> _DATASET RECORDS_:

+++++

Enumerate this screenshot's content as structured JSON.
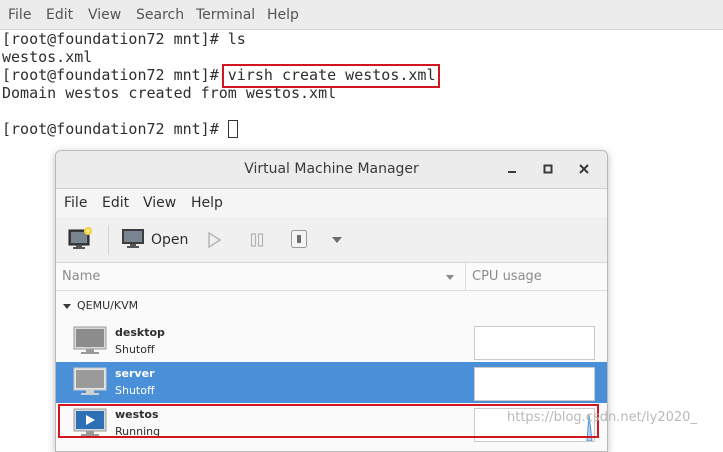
{
  "terminal": {
    "menu": [
      "File",
      "Edit",
      "View",
      "Search",
      "Terminal",
      "Help"
    ],
    "lines": [
      "[root@foundation72 mnt]# ls",
      "westos.xml",
      "[root@foundation72 mnt]# ",
      "Domain westos created from westos.xml",
      "",
      "[root@foundation72 mnt]# "
    ],
    "highlighted_command": "virsh create westos.xml"
  },
  "vmm": {
    "title": "Virtual Machine Manager",
    "menu": [
      "File",
      "Edit",
      "View",
      "Help"
    ],
    "toolbar": {
      "open_label": "Open"
    },
    "columns": {
      "name": "Name",
      "cpu": "CPU usage"
    },
    "group": "QEMU/KVM",
    "vms": [
      {
        "name": "desktop",
        "status": "Shutoff"
      },
      {
        "name": "server",
        "status": "Shutoff"
      },
      {
        "name": "westos",
        "status": "Running"
      }
    ],
    "selected_index": 1
  },
  "watermark": "https://blog.csdn.net/ly2020_",
  "colors": {
    "highlight": "#d0161e",
    "selection": "#4a90d9"
  }
}
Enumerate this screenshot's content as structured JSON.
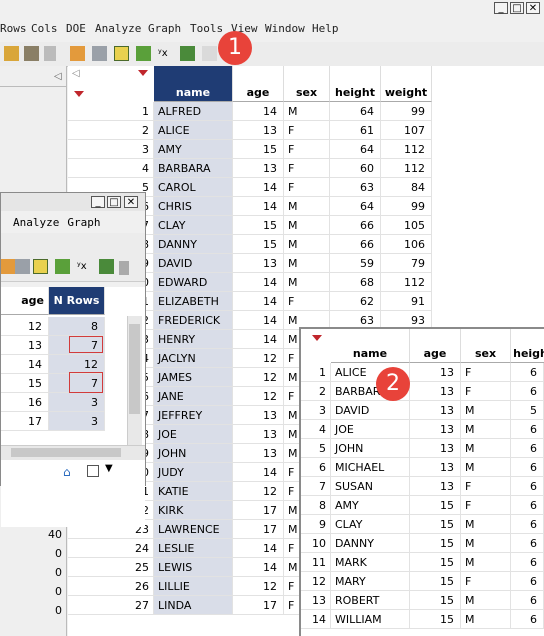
{
  "menu": [
    "Rows",
    "Cols",
    "DOE",
    "Analyze",
    "Graph",
    "Tools",
    "View",
    "Window",
    "Help"
  ],
  "badges": [
    "1",
    "2"
  ],
  "main_table": {
    "columns": [
      "name",
      "age",
      "sex",
      "height",
      "weight"
    ],
    "rows": [
      [
        "1",
        "ALFRED",
        "14",
        "M",
        "64",
        "99"
      ],
      [
        "2",
        "ALICE",
        "13",
        "F",
        "61",
        "107"
      ],
      [
        "3",
        "AMY",
        "15",
        "F",
        "64",
        "112"
      ],
      [
        "4",
        "BARBARA",
        "13",
        "F",
        "60",
        "112"
      ],
      [
        "5",
        "CAROL",
        "14",
        "F",
        "63",
        "84"
      ],
      [
        "6",
        "CHRIS",
        "14",
        "M",
        "64",
        "99"
      ],
      [
        "7",
        "CLAY",
        "15",
        "M",
        "66",
        "105"
      ],
      [
        "8",
        "DANNY",
        "15",
        "M",
        "66",
        "106"
      ],
      [
        "9",
        "DAVID",
        "13",
        "M",
        "59",
        "79"
      ],
      [
        "10",
        "EDWARD",
        "14",
        "M",
        "68",
        "112"
      ],
      [
        "11",
        "ELIZABETH",
        "14",
        "F",
        "62",
        "91"
      ],
      [
        "12",
        "FREDERICK",
        "14",
        "M",
        "63",
        "93"
      ],
      [
        "13",
        "HENRY",
        "14",
        "M",
        "",
        ""
      ],
      [
        "14",
        "JACLYN",
        "12",
        "F",
        "",
        ""
      ],
      [
        "15",
        "JAMES",
        "12",
        "M",
        "",
        ""
      ],
      [
        "16",
        "JANE",
        "12",
        "F",
        "",
        ""
      ],
      [
        "17",
        "JEFFREY",
        "13",
        "M",
        "",
        ""
      ],
      [
        "18",
        "JOE",
        "13",
        "M",
        "",
        ""
      ],
      [
        "19",
        "JOHN",
        "13",
        "M",
        "",
        ""
      ],
      [
        "20",
        "JUDY",
        "14",
        "F",
        "",
        ""
      ],
      [
        "21",
        "KATIE",
        "12",
        "F",
        "",
        ""
      ],
      [
        "22",
        "KIRK",
        "17",
        "M",
        "",
        ""
      ],
      [
        "23",
        "LAWRENCE",
        "17",
        "M",
        "",
        ""
      ],
      [
        "24",
        "LESLIE",
        "14",
        "F",
        "",
        ""
      ],
      [
        "25",
        "LEWIS",
        "14",
        "M",
        "",
        ""
      ],
      [
        "26",
        "LILLIE",
        "12",
        "F",
        "",
        ""
      ],
      [
        "27",
        "LINDA",
        "17",
        "F",
        "",
        ""
      ]
    ]
  },
  "summary_window": {
    "menu": [
      "Analyze",
      "Graph"
    ],
    "columns": [
      "age",
      "N Rows"
    ],
    "rows": [
      [
        "12",
        "8"
      ],
      [
        "13",
        "7"
      ],
      [
        "14",
        "12"
      ],
      [
        "15",
        "7"
      ],
      [
        "16",
        "3"
      ],
      [
        "17",
        "3"
      ]
    ]
  },
  "left_panel_values": [
    "40",
    "0",
    "0",
    "0",
    "0"
  ],
  "subset_table": {
    "columns": [
      "name",
      "age",
      "sex",
      "heigh"
    ],
    "rows": [
      [
        "1",
        "ALICE",
        "13",
        "F",
        "6"
      ],
      [
        "2",
        "BARBARA",
        "13",
        "F",
        "6"
      ],
      [
        "3",
        "DAVID",
        "13",
        "M",
        "5"
      ],
      [
        "4",
        "JOE",
        "13",
        "M",
        "6"
      ],
      [
        "5",
        "JOHN",
        "13",
        "M",
        "6"
      ],
      [
        "6",
        "MICHAEL",
        "13",
        "M",
        "6"
      ],
      [
        "7",
        "SUSAN",
        "13",
        "F",
        "6"
      ],
      [
        "8",
        "AMY",
        "15",
        "F",
        "6"
      ],
      [
        "9",
        "CLAY",
        "15",
        "M",
        "6"
      ],
      [
        "10",
        "DANNY",
        "15",
        "M",
        "6"
      ],
      [
        "11",
        "MARK",
        "15",
        "M",
        "6"
      ],
      [
        "12",
        "MARY",
        "15",
        "F",
        "6"
      ],
      [
        "13",
        "ROBERT",
        "15",
        "M",
        "6"
      ],
      [
        "14",
        "WILLIAM",
        "15",
        "M",
        "6"
      ]
    ]
  },
  "colors": {
    "accent": "#1f3c74",
    "badge": "#e8433a",
    "highlight": "#d23b3b"
  }
}
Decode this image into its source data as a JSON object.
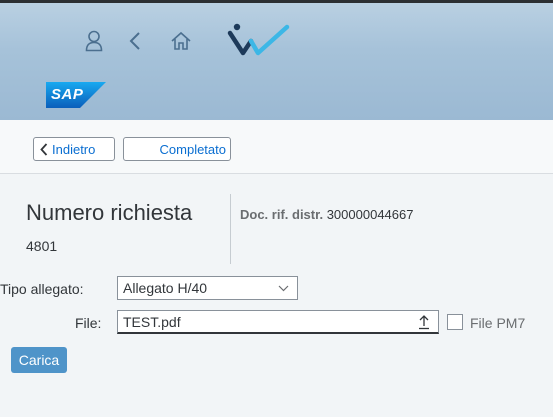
{
  "shell": {
    "icons": [
      "user-icon",
      "back-icon",
      "home-icon"
    ],
    "logo_text": "SAP"
  },
  "toolbar": {
    "back_label": "Indietro",
    "done_label": "Completato"
  },
  "header": {
    "title": "Numero richiesta",
    "number": "4801",
    "doc_ref_label": "Doc. rif. distr.",
    "doc_ref_value": "300000044667"
  },
  "form": {
    "attachment_type_label": "Tipo allegato:",
    "attachment_type_value": "Allegato H/40",
    "file_label": "File:",
    "file_value": "TEST.pdf",
    "pm7_label": "File PM7",
    "upload_label": "Carica"
  },
  "colors": {
    "accent": "#0a6ed1",
    "shell_bg": "#a6c2d9",
    "upload_btn": "#4f94c9"
  }
}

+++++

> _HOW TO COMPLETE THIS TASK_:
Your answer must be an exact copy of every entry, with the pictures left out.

> _OUTPUT BELOW_:
Enumerate this screenshot's content as structured JSON.
{
  "terminal": {
    "menu": [
      "File",
      "Edit",
      "View",
      "Search",
      "Terminal",
      "Help"
    ],
    "lines": [
      "[root@foundation72 mnt]# ls",
      "westos.xml",
      "[root@foundation72 mnt]# ",
      "Domain westos created from westos.xml",
      "",
      "[root@foundation72 mnt]# "
    ],
    "highlighted_command": "virsh create westos.xml"
  },
  "vmm": {
    "title": "Virtual Machine Manager",
    "menu": [
      "File",
      "Edit",
      "View",
      "Help"
    ],
    "toolbar": {
      "open_label": "Open"
    },
    "columns": {
      "name": "Name",
      "cpu": "CPU usage"
    },
    "group": "QEMU/KVM",
    "vms": [
      {
        "name": "desktop",
        "status": "Shutoff"
      },
      {
        "name": "server",
        "status": "Shutoff"
      },
      {
        "name": "westos",
        "status": "Running"
      }
    ],
    "selected_index": 1
  },
  "watermark": "https://blog.csdn.net/ly2020_",
  "colors": {
    "highlight": "#d0161e",
    "selection": "#4a90d9"
  }
}
Enumerate this screenshot's content as structured JSON.
{
  "menu": [
    "Rows",
    "Cols",
    "DOE",
    "Analyze",
    "Graph",
    "Tools",
    "View",
    "Window",
    "Help"
  ],
  "badges": [
    "1",
    "2"
  ],
  "main_table": {
    "columns": [
      "name",
      "age",
      "sex",
      "height",
      "weight"
    ],
    "rows": [
      [
        "1",
        "ALFRED",
        "14",
        "M",
        "64",
        "99"
      ],
      [
        "2",
        "ALICE",
        "13",
        "F",
        "61",
        "107"
      ],
      [
        "3",
        "AMY",
        "15",
        "F",
        "64",
        "112"
      ],
      [
        "4",
        "BARBARA",
        "13",
        "F",
        "60",
        "112"
      ],
      [
        "5",
        "CAROL",
        "14",
        "F",
        "63",
        "84"
      ],
      [
        "6",
        "CHRIS",
        "14",
        "M",
        "64",
        "99"
      ],
      [
        "7",
        "CLAY",
        "15",
        "M",
        "66",
        "105"
      ],
      [
        "8",
        "DANNY",
        "15",
        "M",
        "66",
        "106"
      ],
      [
        "9",
        "DAVID",
        "13",
        "M",
        "59",
        "79"
      ],
      [
        "10",
        "EDWARD",
        "14",
        "M",
        "68",
        "112"
      ],
      [
        "11",
        "ELIZABETH",
        "14",
        "F",
        "62",
        "91"
      ],
      [
        "12",
        "FREDERICK",
        "14",
        "M",
        "63",
        "93"
      ],
      [
        "13",
        "HENRY",
        "14",
        "M",
        "",
        ""
      ],
      [
        "14",
        "JACLYN",
        "12",
        "F",
        "",
        ""
      ],
      [
        "15",
        "JAMES",
        "12",
        "M",
        "",
        ""
      ],
      [
        "16",
        "JANE",
        "12",
        "F",
        "",
        ""
      ],
      [
        "17",
        "JEFFREY",
        "13",
        "M",
        "",
        ""
      ],
      [
        "18",
        "JOE",
        "13",
        "M",
        "",
        ""
      ],
      [
        "19",
        "JOHN",
        "13",
        "M",
        "",
        ""
      ],
      [
        "20",
        "JUDY",
        "14",
        "F",
        "",
        ""
      ],
      [
        "21",
        "KATIE",
        "12",
        "F",
        "",
        ""
      ],
      [
        "22",
        "KIRK",
        "17",
        "M",
        "",
        ""
      ],
      [
        "23",
        "LAWRENCE",
        "17",
        "M",
        "",
        ""
      ],
      [
        "24",
        "LESLIE",
        "14",
        "F",
        "",
        ""
      ],
      [
        "25",
        "LEWIS",
        "14",
        "M",
        "",
        ""
      ],
      [
        "26",
        "LILLIE",
        "12",
        "F",
        "",
        ""
      ],
      [
        "27",
        "LINDA",
        "17",
        "F",
        "",
        ""
      ]
    ]
  },
  "summary_window": {
    "menu": [
      "Analyze",
      "Graph"
    ],
    "columns": [
      "age",
      "N Rows"
    ],
    "rows": [
      [
        "12",
        "8"
      ],
      [
        "13",
        "7"
      ],
      [
        "14",
        "12"
      ],
      [
        "15",
        "7"
      ],
      [
        "16",
        "3"
      ],
      [
        "17",
        "3"
      ]
    ]
  },
  "left_panel_values": [
    "40",
    "0",
    "0",
    "0",
    "0"
  ],
  "subset_table": {
    "columns": [
      "name",
      "age",
      "sex",
      "heigh"
    ],
    "rows": [
      [
        "1",
        "ALICE",
        "13",
        "F",
        "6"
      ],
      [
        "2",
        "BARBARA",
        "13",
        "F",
        "6"
      ],
      [
        "3",
        "DAVID",
        "13",
        "M",
        "5"
      ],
      [
        "4",
        "JOE",
        "13",
        "M",
        "6"
      ],
      [
        "5",
        "JOHN",
        "13",
        "M",
        "6"
      ],
      [
        "6",
        "MICHAEL",
        "13",
        "M",
        "6"
      ],
      [
        "7",
        "SUSAN",
        "13",
        "F",
        "6"
      ],
      [
        "8",
        "AMY",
        "15",
        "F",
        "6"
      ],
      [
        "9",
        "CLAY",
        "15",
        "M",
        "6"
      ],
      [
        "10",
        "DANNY",
        "15",
        "M",
        "6"
      ],
      [
        "11",
        "MARK",
        "15",
        "M",
        "6"
      ],
      [
        "12",
        "MARY",
        "15",
        "F",
        "6"
      ],
      [
        "13",
        "ROBERT",
        "15",
        "M",
        "6"
      ],
      [
        "14",
        "WILLIAM",
        "15",
        "M",
        "6"
      ]
    ]
  },
  "colors": {
    "accent": "#1f3c74",
    "badge": "#e8433a",
    "highlight": "#d23b3b"
  }
}
Decode this image into its source data as a JSON object.
{
  "shell": {
    "icons": [
      "user-icon",
      "back-icon",
      "home-icon"
    ],
    "logo_text": "SAP"
  },
  "toolbar": {
    "back_label": "Indietro",
    "done_label": "Completato"
  },
  "header": {
    "title": "Numero richiesta",
    "number": "4801",
    "doc_ref_label": "Doc. rif. distr.",
    "doc_ref_value": "300000044667"
  },
  "form": {
    "attachment_type_label": "Tipo allegato:",
    "attachment_type_value": "Allegato H/40",
    "file_label": "File:",
    "file_value": "TEST.pdf",
    "pm7_label": "File PM7",
    "upload_label": "Carica"
  },
  "colors": {
    "accent": "#0a6ed1",
    "shell_bg": "#a6c2d9",
    "upload_btn": "#4f94c9"
  }
}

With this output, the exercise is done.